Evans: Both Snedeker and Simpson finished T-5 in Greensboro. They both have compelling cases for why they should be considered for the team. Each player gained valuable experience in the 2012 matches at Medinah. Snedeker went 1-2-0 while Simpson went 2-2-0, including 2-0 in four-ball.
Harig: Bill Haas. He finished second in Greensboro, shooting a final-round 64. He's one of the names that Watson should be looking at due to his Presidents Cup experience. It's all about performing now.
Maguire: Snedeker and Simpson, who both finished T-5. The pair has experience in team competitions and each was in the top 20 in the standings after the PGA Championship. Even though someone such as Haas (T-2) finished slightly ahead of Snedeker and Simpson, Haas at 28th in the standings is likely too far down the list to merit serious consideration.
3. What should Watson be looking for in his captain's selections set for Sept. 2?
Collins: Watson better be looking for healthy, hungry and compatible. As Herb Brooks did with the 1980 Miracle on Ice hockey team, you don't necessarily need the best individual, you need the best team guy. That's what it's going to take to win this year. It's about coming together as a team like never before.
Evans: Captain Watson should be looking for three players between 10 and 20 in the standings who have performed the best in playoffs.

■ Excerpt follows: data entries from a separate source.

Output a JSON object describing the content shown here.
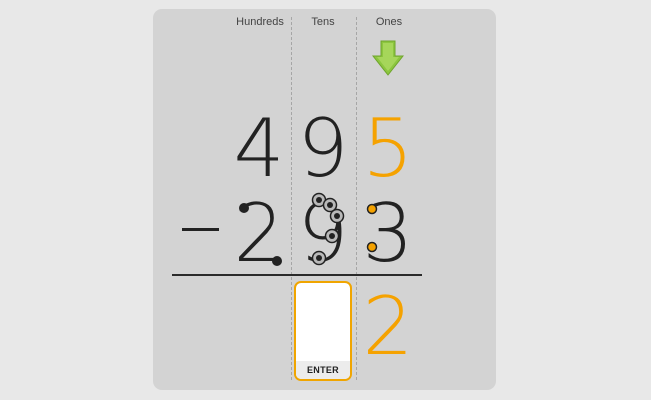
{
  "columns": {
    "hundreds": "Hundreds",
    "tens": "Tens",
    "ones": "Ones"
  },
  "problem": {
    "minuend": {
      "hundreds": "4",
      "tens": "9",
      "ones": "5"
    },
    "subtrahend": {
      "hundreds": "2",
      "tens": "9",
      "ones": "3"
    },
    "operator": "−",
    "result": {
      "tens": "",
      "ones": "2"
    }
  },
  "answer_input": {
    "value": "",
    "enter_label": "ENTER"
  },
  "indicator": {
    "icon": "arrow-down-icon",
    "active_column": "Ones"
  },
  "colors": {
    "highlight": "#f5a200",
    "arrow": "#8cc63f",
    "digit": "#222222",
    "card": "#d3d3d3"
  }
}
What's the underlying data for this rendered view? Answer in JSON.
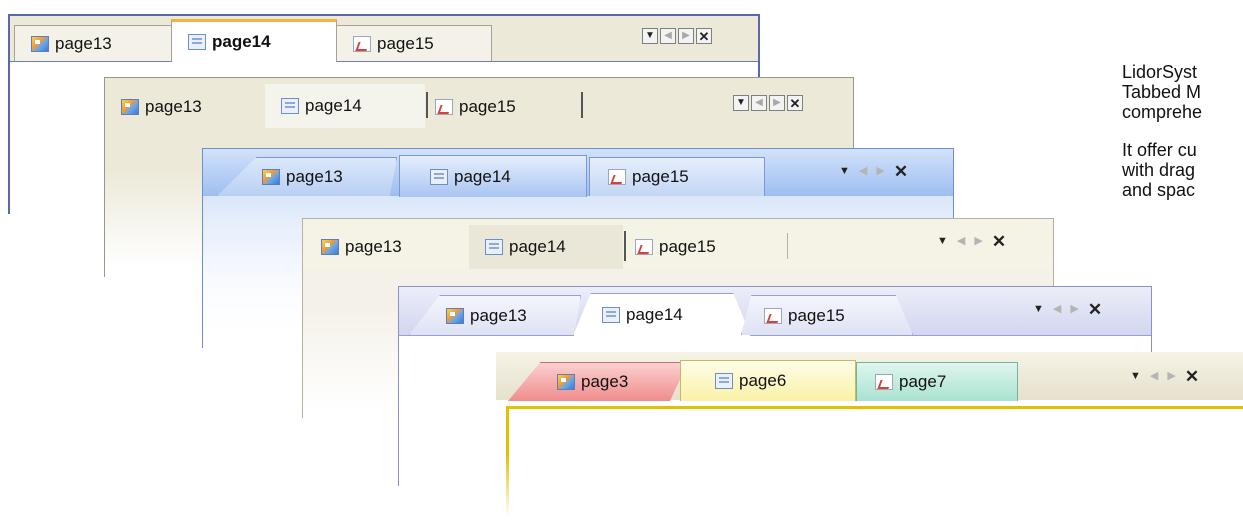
{
  "panels": [
    {
      "tabs": [
        {
          "label": "page13",
          "icon": "image-icon"
        },
        {
          "label": "page14",
          "icon": "document-icon"
        },
        {
          "label": "page15",
          "icon": "pdf-icon"
        }
      ],
      "controls": [
        "dropdown",
        "scroll-left",
        "scroll-right",
        "close"
      ]
    },
    {
      "tabs": [
        {
          "label": "page13",
          "icon": "image-icon"
        },
        {
          "label": "page14",
          "icon": "document-icon"
        },
        {
          "label": "page15",
          "icon": "pdf-icon"
        }
      ],
      "controls": [
        "dropdown",
        "scroll-left",
        "scroll-right",
        "close"
      ]
    },
    {
      "tabs": [
        {
          "label": "page13",
          "icon": "image-icon"
        },
        {
          "label": "page14",
          "icon": "document-icon"
        },
        {
          "label": "page15",
          "icon": "pdf-icon"
        }
      ],
      "controls": [
        "dropdown",
        "scroll-left",
        "scroll-right",
        "close"
      ]
    },
    {
      "tabs": [
        {
          "label": "page13",
          "icon": "image-icon"
        },
        {
          "label": "page14",
          "icon": "document-icon"
        },
        {
          "label": "page15",
          "icon": "pdf-icon"
        }
      ],
      "controls": [
        "dropdown",
        "scroll-left",
        "scroll-right",
        "close"
      ]
    },
    {
      "tabs": [
        {
          "label": "page13",
          "icon": "image-icon"
        },
        {
          "label": "page14",
          "icon": "document-icon"
        },
        {
          "label": "page15",
          "icon": "pdf-icon"
        }
      ],
      "controls": [
        "dropdown",
        "scroll-left",
        "scroll-right",
        "close"
      ]
    },
    {
      "tabs": [
        {
          "label": "page3",
          "icon": "image-icon"
        },
        {
          "label": "page6",
          "icon": "document-icon"
        },
        {
          "label": "page7",
          "icon": "pdf-icon"
        }
      ],
      "controls": [
        "dropdown",
        "scroll-left",
        "scroll-right",
        "close"
      ]
    }
  ],
  "description": {
    "lines1": [
      "LidorSyst",
      "Tabbed M",
      "comprehe"
    ],
    "lines2": [
      "It offer cu",
      "with drag",
      "and spac"
    ]
  },
  "colors": {
    "vs2005_border": "#5a6aa8",
    "vs2005_active_accent": "#f3b33d",
    "classic_strip": "#ece9d8",
    "blue_strip": "#9ebef0",
    "lavender_strip": "#d6d9f0",
    "tab_page3": "#f7a0a0",
    "tab_page6": "#faf6c0",
    "tab_page7": "#bfe9dc",
    "last_border": "#e0c200"
  }
}
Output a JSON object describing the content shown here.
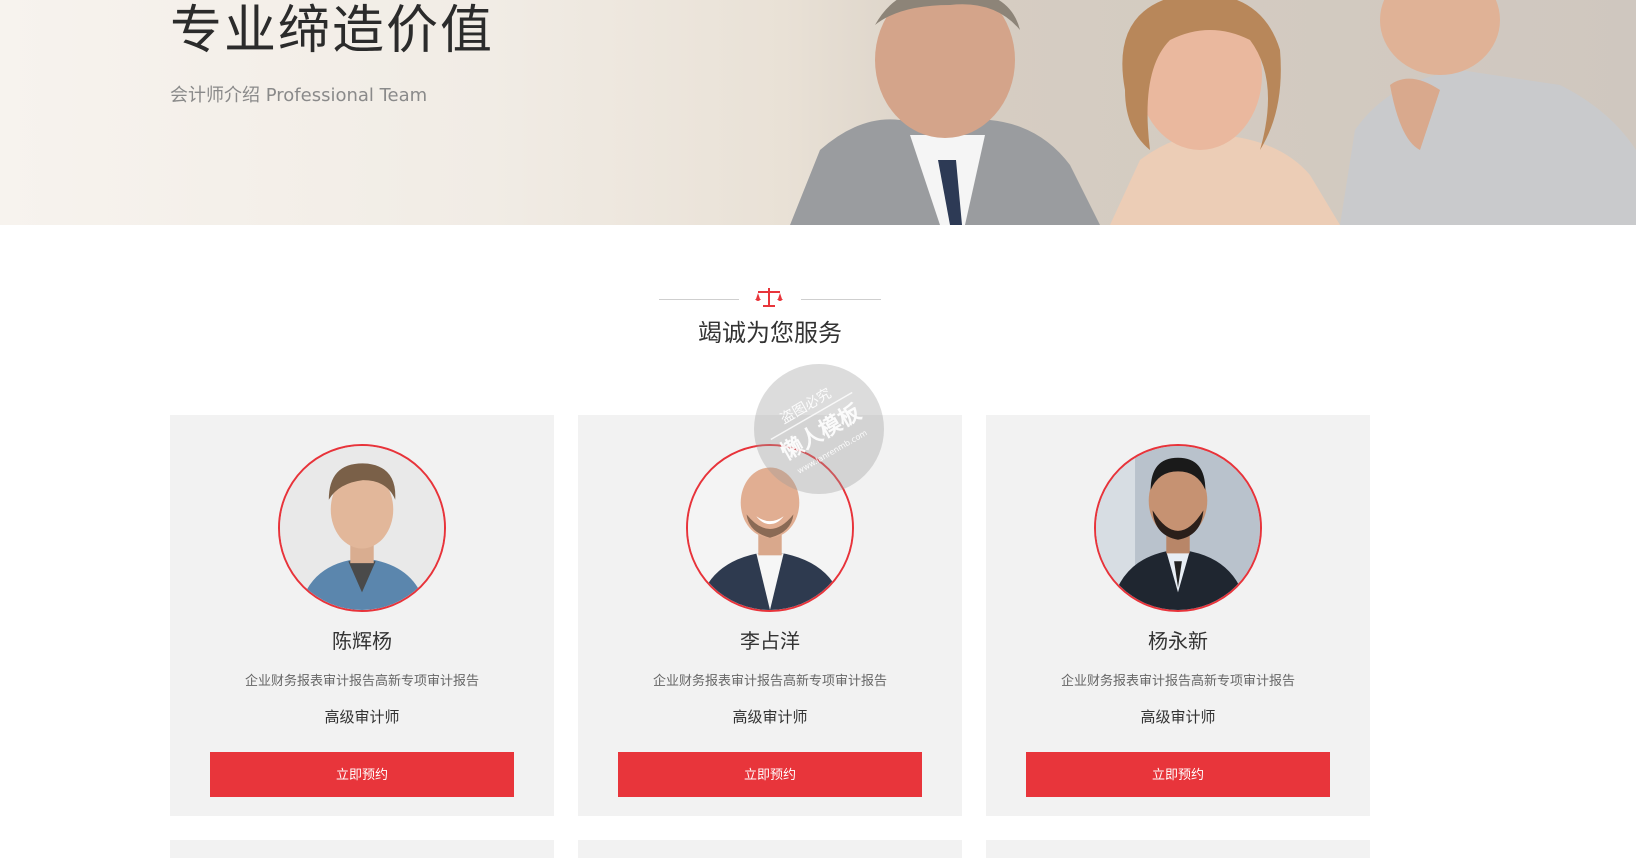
{
  "banner": {
    "title": "专业缔造价值",
    "subtitle": "会计师介绍 Professional Team"
  },
  "section": {
    "title": "竭诚为您服务",
    "icon": "scales-icon"
  },
  "watermark": {
    "line1": "盗图必究",
    "line2": "懒人模板",
    "line3": "www.lanrenmb.com"
  },
  "team": [
    {
      "name": "陈辉杨",
      "desc": "企业财务报表审计报告高新专项审计报告",
      "role": "高级审计师",
      "button": "立即预约"
    },
    {
      "name": "李占洋",
      "desc": "企业财务报表审计报告高新专项审计报告",
      "role": "高级审计师",
      "button": "立即预约"
    },
    {
      "name": "杨永新",
      "desc": "企业财务报表审计报告高新专项审计报告",
      "role": "高级审计师",
      "button": "立即预约"
    }
  ],
  "colors": {
    "accent": "#e8353b",
    "card_bg": "#f2f2f2"
  }
}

That's if he genuinely wants players peaking heading into the matches.
Harig: A combination of hot player and team competition experience. That doesn't preclude a rookie from impressing at this point, but the likes of Ryan Moore and Brendon Todd need to do something in these next two tournaments. Otherwise it's likely going to come down to Haas, Snedeker, Simpson and Keegan Bradley for the three picks. Haas, Snedeker and Simpson showed some life in Greensboro.
Maguire: The hot hand should be high on the qualifications list, but also someone who has played in team competitions before who would match up well with some of the nine automatic qualifiers. That's why someone such as Bradley -- who is a perfect pairing for Phil Mickelson -- probably just needs middle-of-the-pack finishes at the Barclays and Deutsche Bank Championship to get the nod (although Watson surely wants him to play better than that.) One top-10 finish from Bradley and he can expect a call from captain Watson prior to Sept. 2.

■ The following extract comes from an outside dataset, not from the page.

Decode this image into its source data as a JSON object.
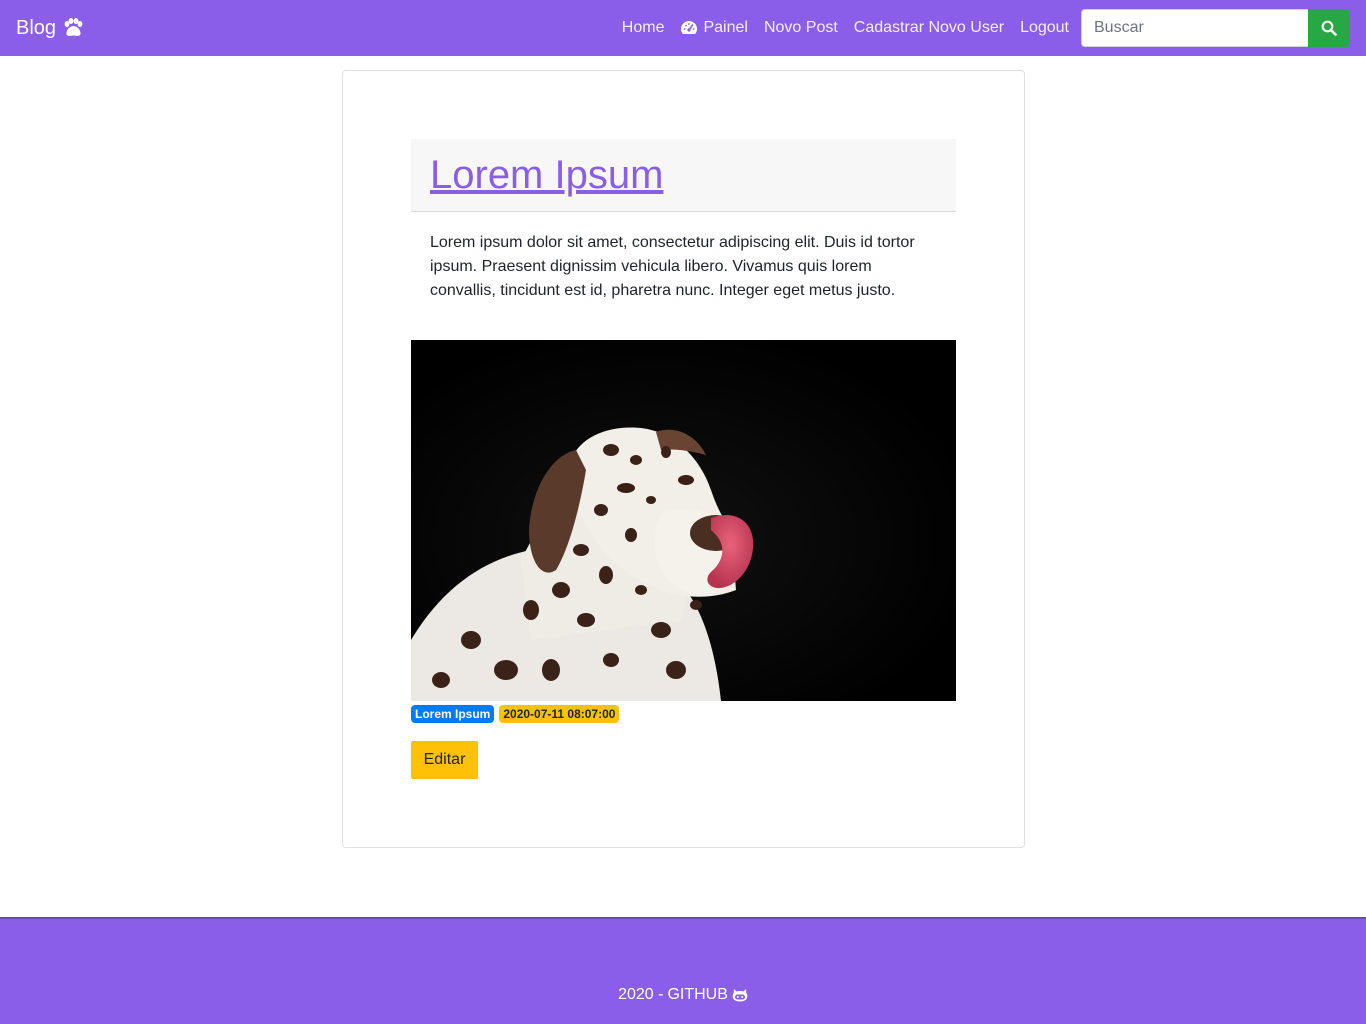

4. Cameron Tringale basically DQ'd himself from the PGA Championship days after the event finished. A positive for golf or does it make the sport look like a joke?

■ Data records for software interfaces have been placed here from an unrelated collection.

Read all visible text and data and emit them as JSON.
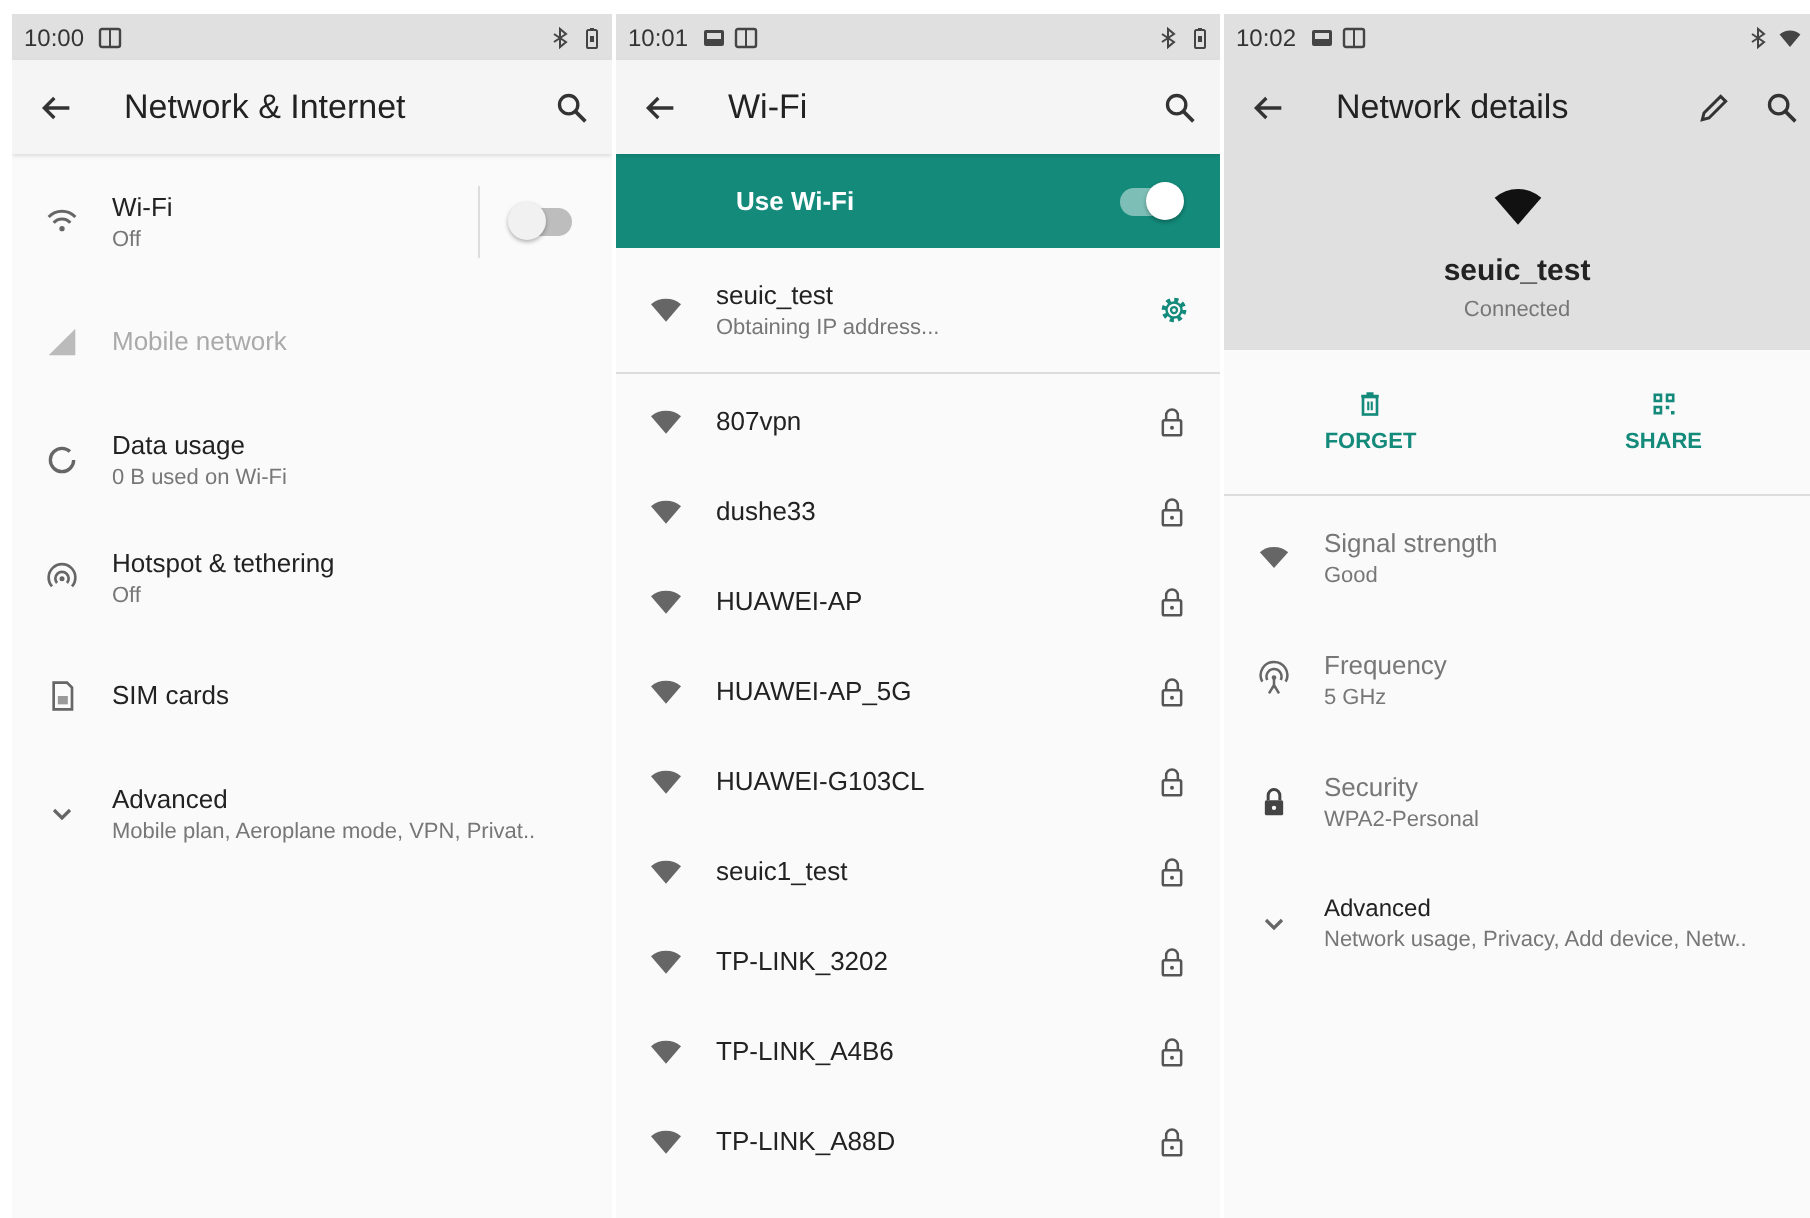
{
  "network_internet": {
    "status_bar": {
      "time": "10:00",
      "notifications": [
        {
          "kind": "panel"
        }
      ],
      "wifi": false
    },
    "title": "Network & Internet",
    "items": [
      {
        "title": "Wi-Fi",
        "summary": "Off",
        "kind": "switch",
        "on": false,
        "disabled": false
      },
      {
        "title": "Mobile network",
        "kind": "plain",
        "disabled": true
      },
      {
        "title": "Data usage",
        "summary": "0 B used on Wi-Fi",
        "kind": "plain",
        "disabled": false
      },
      {
        "title": "Hotspot & tethering",
        "summary": "Off",
        "kind": "plain",
        "disabled": false
      },
      {
        "title": "SIM cards",
        "kind": "plain",
        "disabled": false
      },
      {
        "title": "Advanced",
        "summary": "Mobile plan, Aeroplane mode, VPN, Privat..",
        "kind": "expand",
        "disabled": false
      }
    ]
  },
  "wifi": {
    "status_bar": {
      "time": "10:01",
      "notifications": [
        {
          "kind": "image"
        },
        {
          "kind": "panel"
        }
      ],
      "wifi": false
    },
    "title": "Wi-Fi",
    "master_switch": {
      "label": "Use Wi-Fi",
      "on": true
    },
    "networks": [
      {
        "name": "seuic_test",
        "status": "Obtaining IP address...",
        "kind": "current"
      },
      {
        "name": "807vpn",
        "kind": "secured"
      },
      {
        "name": "dushe33",
        "kind": "secured"
      },
      {
        "name": "HUAWEI-AP",
        "kind": "secured"
      },
      {
        "name": "HUAWEI-AP_5G",
        "kind": "secured"
      },
      {
        "name": "HUAWEI-G103CL",
        "kind": "secured"
      },
      {
        "name": "seuic1_test",
        "kind": "secured"
      },
      {
        "name": "TP-LINK_3202",
        "kind": "secured"
      },
      {
        "name": "TP-LINK_A4B6",
        "kind": "secured"
      },
      {
        "name": "TP-LINK_A88D",
        "kind": "secured"
      }
    ]
  },
  "network_details": {
    "status_bar": {
      "time": "10:02",
      "notifications": [
        {
          "kind": "image"
        },
        {
          "kind": "panel"
        }
      ],
      "wifi": true
    },
    "title": "Network details",
    "network_name": "seuic_test",
    "network_status": "Connected",
    "actions": [
      "FORGET",
      "SHARE"
    ],
    "details": [
      {
        "label": "Signal strength",
        "value": "Good"
      },
      {
        "label": "Frequency",
        "value": "5 GHz"
      },
      {
        "label": "Security",
        "value": "WPA2-Personal"
      }
    ],
    "advanced": {
      "title": "Advanced",
      "summary": "Network usage, Privacy, Add device, Netw.."
    }
  }
}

Collins: In sports, getting away with breaking a rule is mostly celebrated. To think in an individual sport where a $53,000 paycheck was forfeited for something no one saw but will allow Tringale to sleep better every night says something about what the integrity of the game means to the people who play it. He should be celebrated in the locker room as should his caddie.
Evans: Good for Tringale and the game. His actions speak to the virtues of integrity and honesty that continue to permeate the sport.
Harig: It is far more a positive than a negative, golf being the honorable game that it is. But what makes this situation curious is the fact that it apparently took Tringale five days to come to this conclusion. Obviously had he said nothing, nobody would have ever known, and for that he should be commended.
Maguire: It's great that golf is the only sport where something like this could happen ... and it's less than ideal at the same time. What sport changes the outcome of an event days after it finished? Sure, games get played under protest, but that almost never results in changing the final outcome. In this case Tringale forfeited $53K and of course did the right thing, but what if he was a top-10 finisher, or gasp, the winner? In terms of honor and the spirit of the sport, golf loves to revel in these types of stories, but when it comes to light so long after the tournament ended, it also opens itself up to criticism.